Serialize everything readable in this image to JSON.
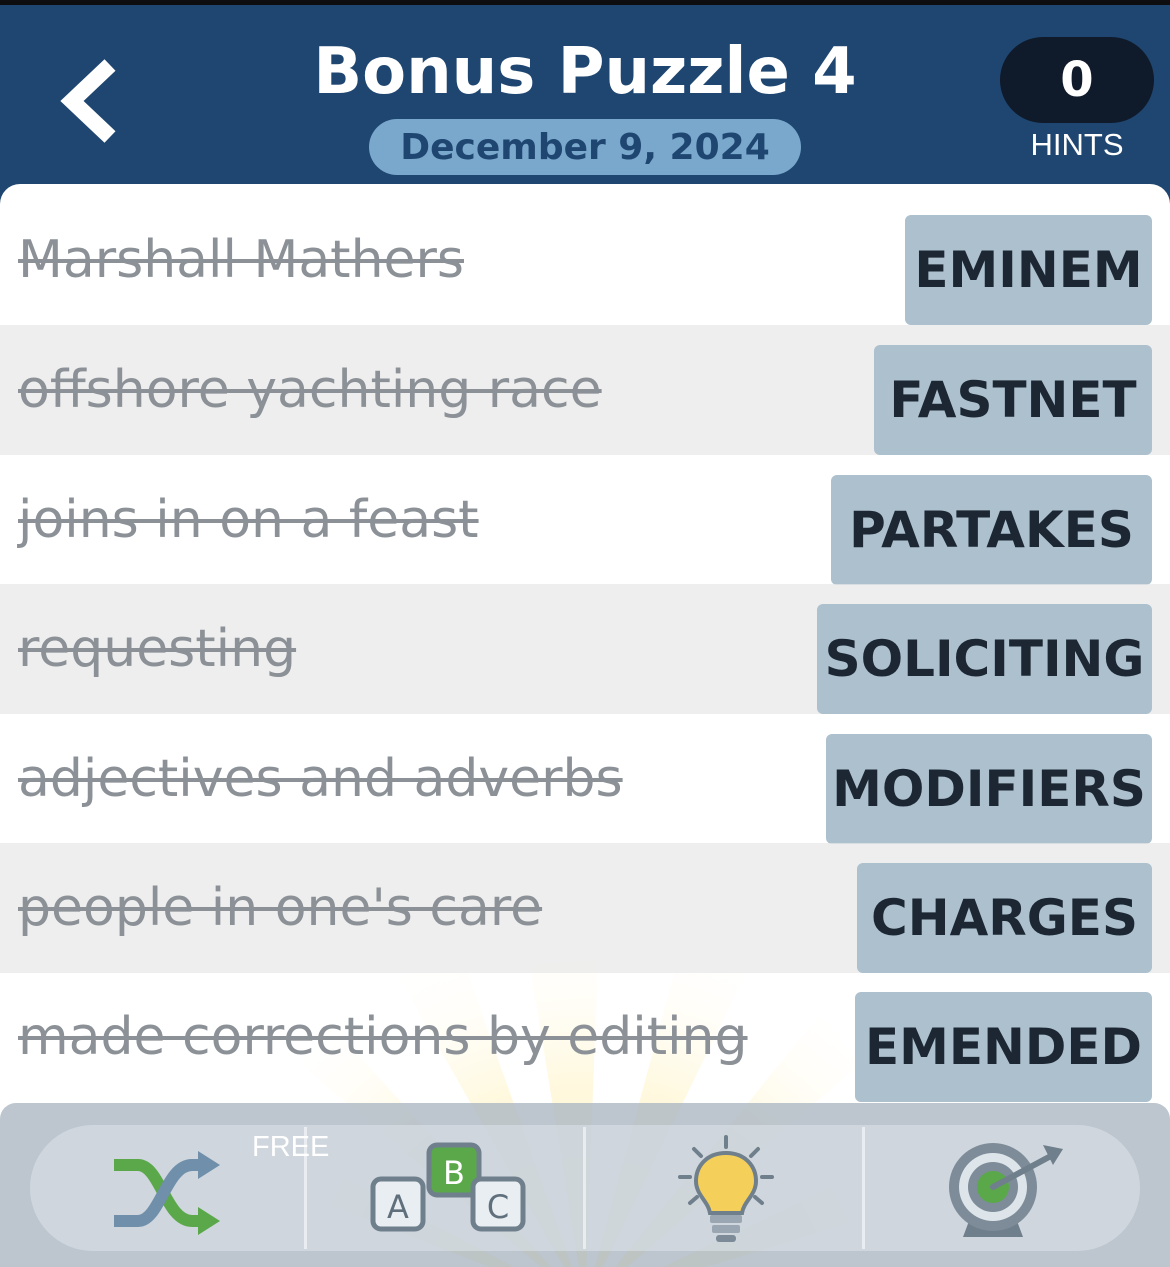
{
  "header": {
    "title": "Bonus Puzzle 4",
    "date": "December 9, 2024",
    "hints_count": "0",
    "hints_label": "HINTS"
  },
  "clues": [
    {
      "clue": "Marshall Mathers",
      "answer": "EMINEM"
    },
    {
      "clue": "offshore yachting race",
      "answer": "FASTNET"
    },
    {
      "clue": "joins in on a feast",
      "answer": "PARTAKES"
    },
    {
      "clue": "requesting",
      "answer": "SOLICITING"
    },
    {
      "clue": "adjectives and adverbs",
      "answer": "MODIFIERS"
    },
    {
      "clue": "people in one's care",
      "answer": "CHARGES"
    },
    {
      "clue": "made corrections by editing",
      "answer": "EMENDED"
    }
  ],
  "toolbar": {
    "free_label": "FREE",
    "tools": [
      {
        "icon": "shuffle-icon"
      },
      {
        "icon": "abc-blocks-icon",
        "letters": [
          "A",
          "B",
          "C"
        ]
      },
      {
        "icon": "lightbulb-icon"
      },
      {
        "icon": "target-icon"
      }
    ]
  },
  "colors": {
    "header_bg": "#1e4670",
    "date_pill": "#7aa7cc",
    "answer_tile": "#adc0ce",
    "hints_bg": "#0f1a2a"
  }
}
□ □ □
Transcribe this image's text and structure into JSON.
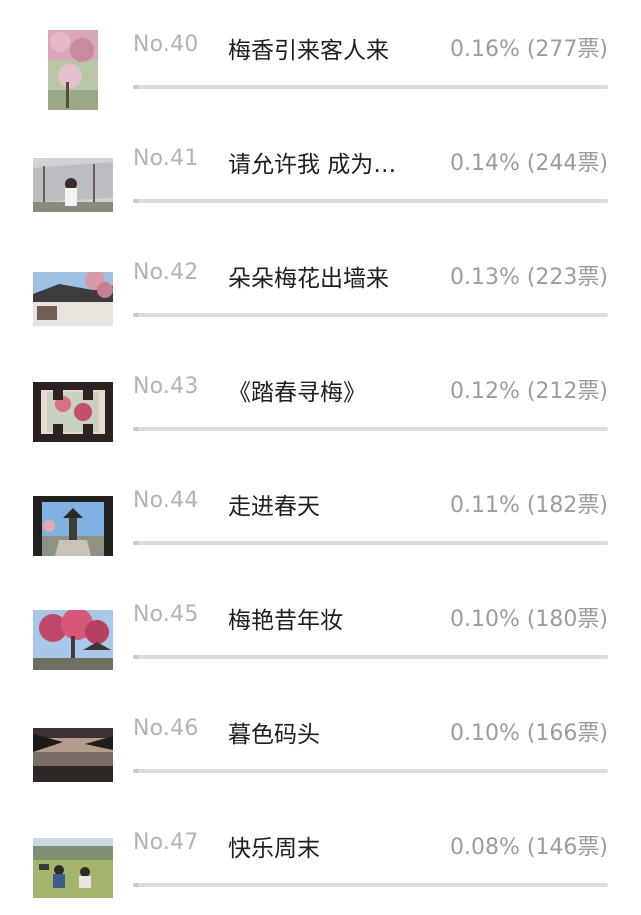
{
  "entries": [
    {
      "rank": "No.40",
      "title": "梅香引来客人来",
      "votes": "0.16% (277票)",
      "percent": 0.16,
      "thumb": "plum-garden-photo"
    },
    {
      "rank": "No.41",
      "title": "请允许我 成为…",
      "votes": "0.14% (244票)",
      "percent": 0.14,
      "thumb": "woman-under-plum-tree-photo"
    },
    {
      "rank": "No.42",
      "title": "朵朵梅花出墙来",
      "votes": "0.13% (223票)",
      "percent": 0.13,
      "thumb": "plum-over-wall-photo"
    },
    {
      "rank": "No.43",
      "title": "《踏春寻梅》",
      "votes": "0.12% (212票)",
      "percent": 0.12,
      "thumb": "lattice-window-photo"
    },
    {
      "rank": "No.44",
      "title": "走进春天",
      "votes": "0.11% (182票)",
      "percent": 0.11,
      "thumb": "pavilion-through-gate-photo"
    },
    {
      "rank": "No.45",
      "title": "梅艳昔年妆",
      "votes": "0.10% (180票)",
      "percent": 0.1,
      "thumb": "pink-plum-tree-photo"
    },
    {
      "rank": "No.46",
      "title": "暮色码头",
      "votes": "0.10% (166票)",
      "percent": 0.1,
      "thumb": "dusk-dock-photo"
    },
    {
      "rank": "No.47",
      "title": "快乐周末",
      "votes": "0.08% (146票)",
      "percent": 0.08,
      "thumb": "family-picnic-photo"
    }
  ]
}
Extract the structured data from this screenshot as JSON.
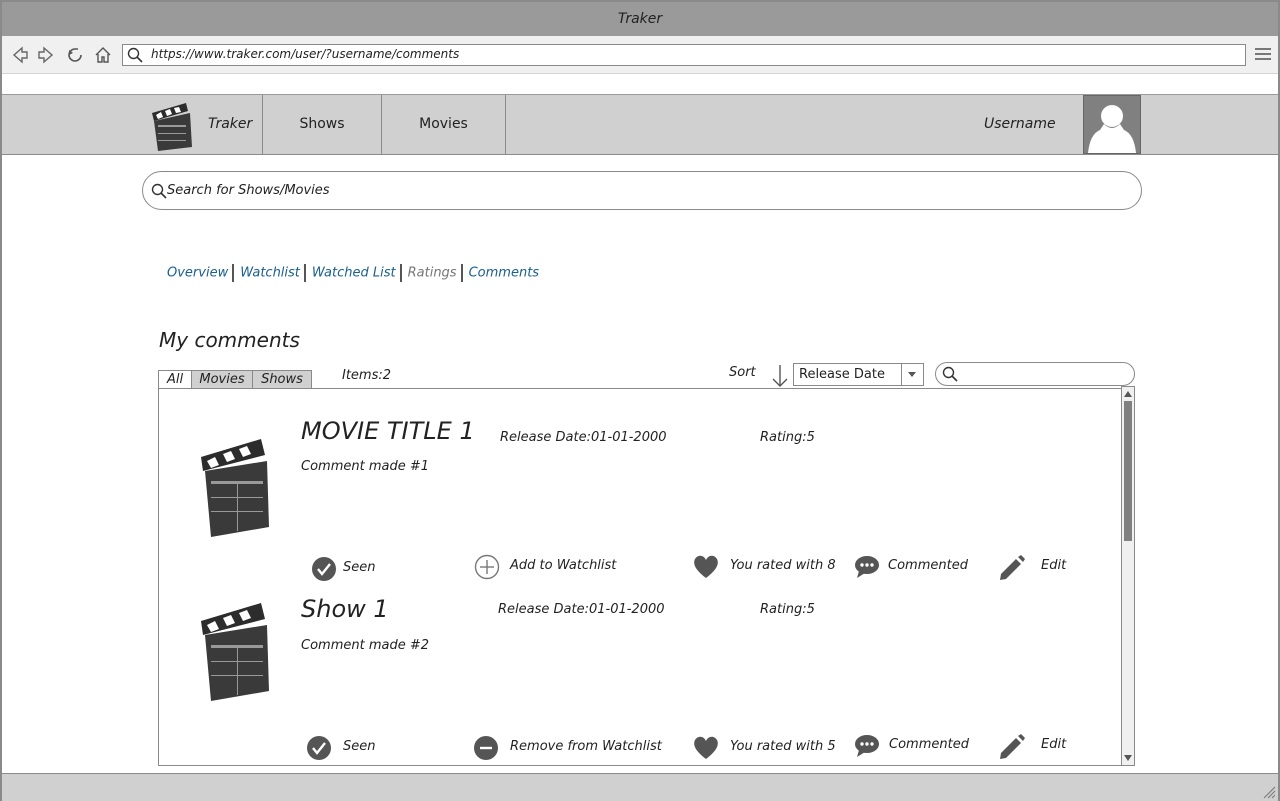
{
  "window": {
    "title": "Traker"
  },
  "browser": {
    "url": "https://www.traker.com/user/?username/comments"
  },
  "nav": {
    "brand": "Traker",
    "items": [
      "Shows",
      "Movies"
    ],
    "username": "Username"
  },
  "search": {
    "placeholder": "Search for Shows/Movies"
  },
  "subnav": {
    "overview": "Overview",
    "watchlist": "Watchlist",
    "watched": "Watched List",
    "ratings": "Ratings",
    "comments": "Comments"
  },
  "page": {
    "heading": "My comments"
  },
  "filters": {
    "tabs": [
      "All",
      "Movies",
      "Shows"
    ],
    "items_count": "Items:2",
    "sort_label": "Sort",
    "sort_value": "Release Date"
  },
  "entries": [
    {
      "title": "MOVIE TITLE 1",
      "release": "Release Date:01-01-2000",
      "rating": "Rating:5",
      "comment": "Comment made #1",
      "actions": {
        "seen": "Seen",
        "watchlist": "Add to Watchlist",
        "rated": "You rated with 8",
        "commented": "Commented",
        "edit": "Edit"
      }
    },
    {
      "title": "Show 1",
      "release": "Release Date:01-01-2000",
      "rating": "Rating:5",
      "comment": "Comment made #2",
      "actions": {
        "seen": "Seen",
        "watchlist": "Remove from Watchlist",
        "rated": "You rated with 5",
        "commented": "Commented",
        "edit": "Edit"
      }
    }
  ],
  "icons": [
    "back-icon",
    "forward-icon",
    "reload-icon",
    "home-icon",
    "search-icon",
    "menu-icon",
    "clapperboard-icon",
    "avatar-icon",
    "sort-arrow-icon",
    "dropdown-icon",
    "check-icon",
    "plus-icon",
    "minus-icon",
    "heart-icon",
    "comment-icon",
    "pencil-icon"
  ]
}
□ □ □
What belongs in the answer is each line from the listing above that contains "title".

| Exercise result |
    "title": "Bonus Puzzle 4",
      "title": "梅香引来客人来",
      "title": "请允许我 成为…",
      "title": "朵朵梅花出墙来",
      "title": "《踏春寻梅》",
      "title": "走进春天",
      "title": "梅艳昔年妆",
      "title": "暮色码头",
      "title": "快乐周末",
    "title": "Traker"
      "title": "MOVIE TITLE 1",
      "title": "Show 1",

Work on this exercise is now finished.